Two years ago I set out to read, process and systematically analyze the data from every single scientific paper ever published in my main field – monolithic A/D-converter integration. One thousand five hundred scientific publications, and counting! It seemed, as they say like a great idea at the time, but it sure isn’t for the faint-hearted. No regrets, though.
I hope to be able to share some of the insights and knowledge gathered from this study right here on the blog. Not everything will be directly helpful in your design project of course, but there are other values in life, right?
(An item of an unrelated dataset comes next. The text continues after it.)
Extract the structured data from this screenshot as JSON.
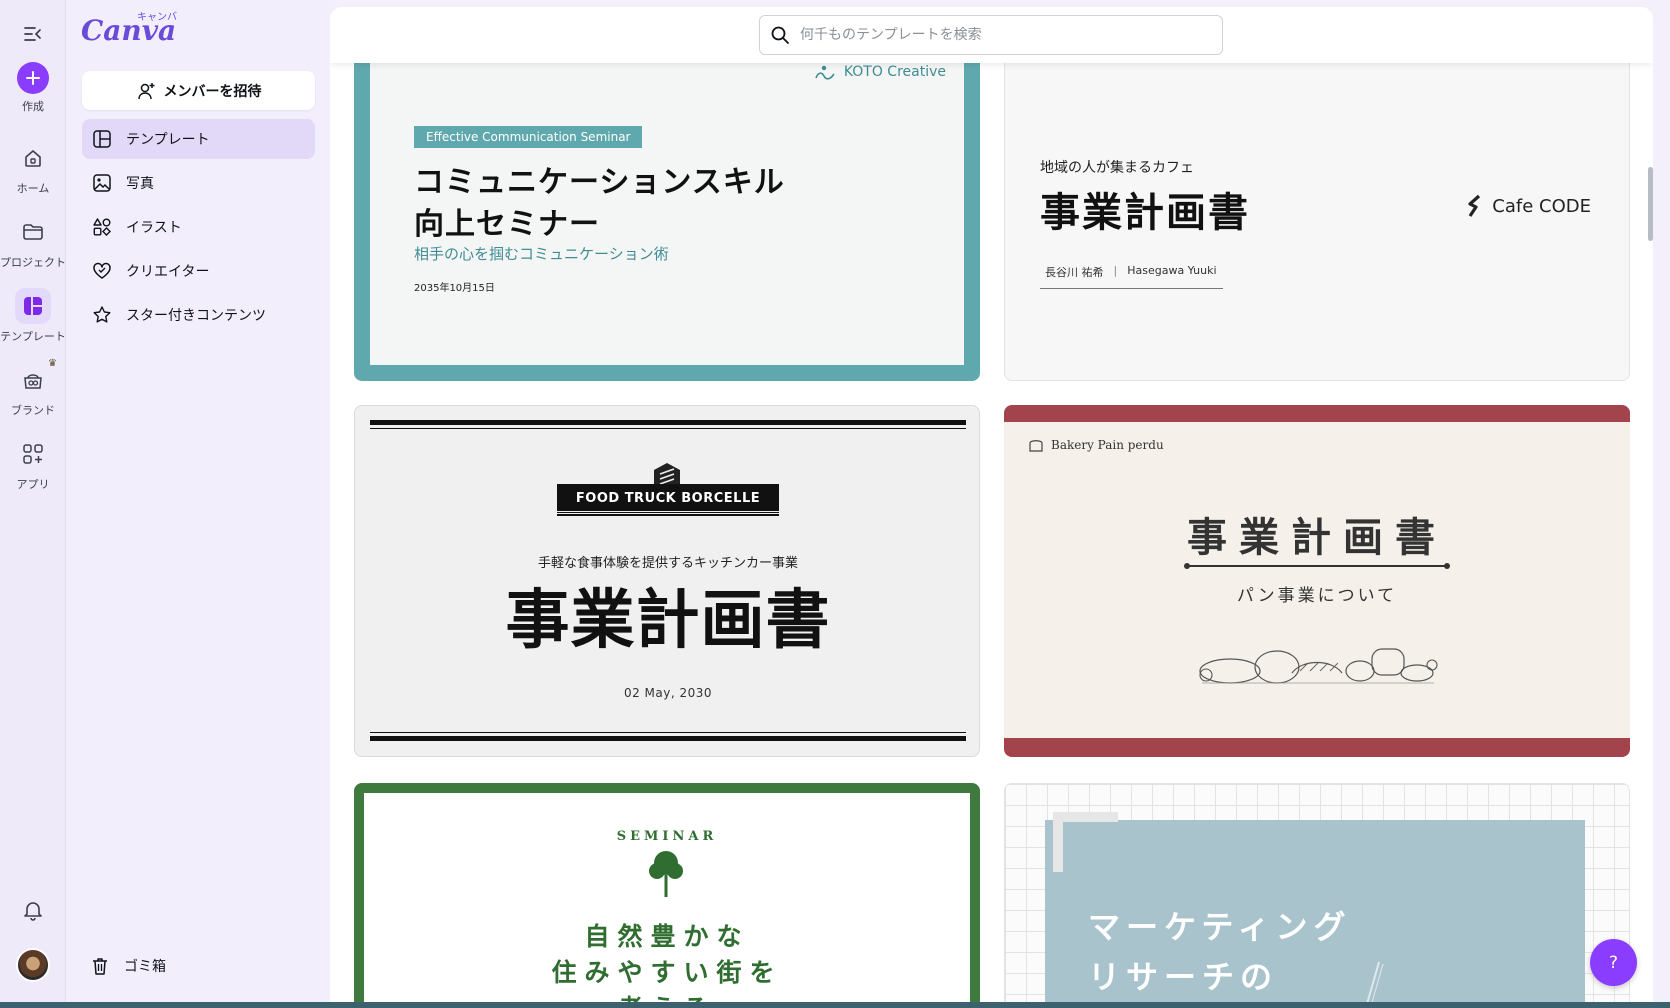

We’re just not sure exactly what they are yet …
In this post I want to highlight the steady increase in publications we have seen over the 36 years or so since Baldwin’s delta modulator . I believe it was the first monolithic ADC to be reported. (Please send me an email or post a comment here if you consider another publication to be the first.)
The plot above shows how the total amount of ADC publications have gone from a handful to over 100 scientific papers per year. (For practical reasons, some non-IEEE sources were not included in the count.) Thanks to the logarithmic “Y” axis we can easily see that the total number of ADC papers have grown exponentially for at least 20 years now, and there’s no sign of slow-down.
Personally I see this as good news. I am passionate about A/D-converters, and this means that my field is given more significance and there is also more experimental data available to use as reference points for your own work.
But … how do we cope with an ever-increasing influx of scientific reports? Are there any negative effects at all? Is it OK if every company needs to allocate one senior designer to just read all the publications? Is there an upper limit to how many ADC papers you want to see in publication 2020, or is 250 papers a significant improvement over 100? Would 500 be even better?
Personally I’m leaning heavily towards “the more, the merrier“.
But that’s me. What do you think?
See also …
 G. L. Baldwin, “A linear delta modulator/demodulator with 10 Mbit/s sampling rate”, Proc. of IEEE Solid-State Circ. Conf. (ISSCC), Philadelphia, USA, pp. 192–193, Feb., 1974.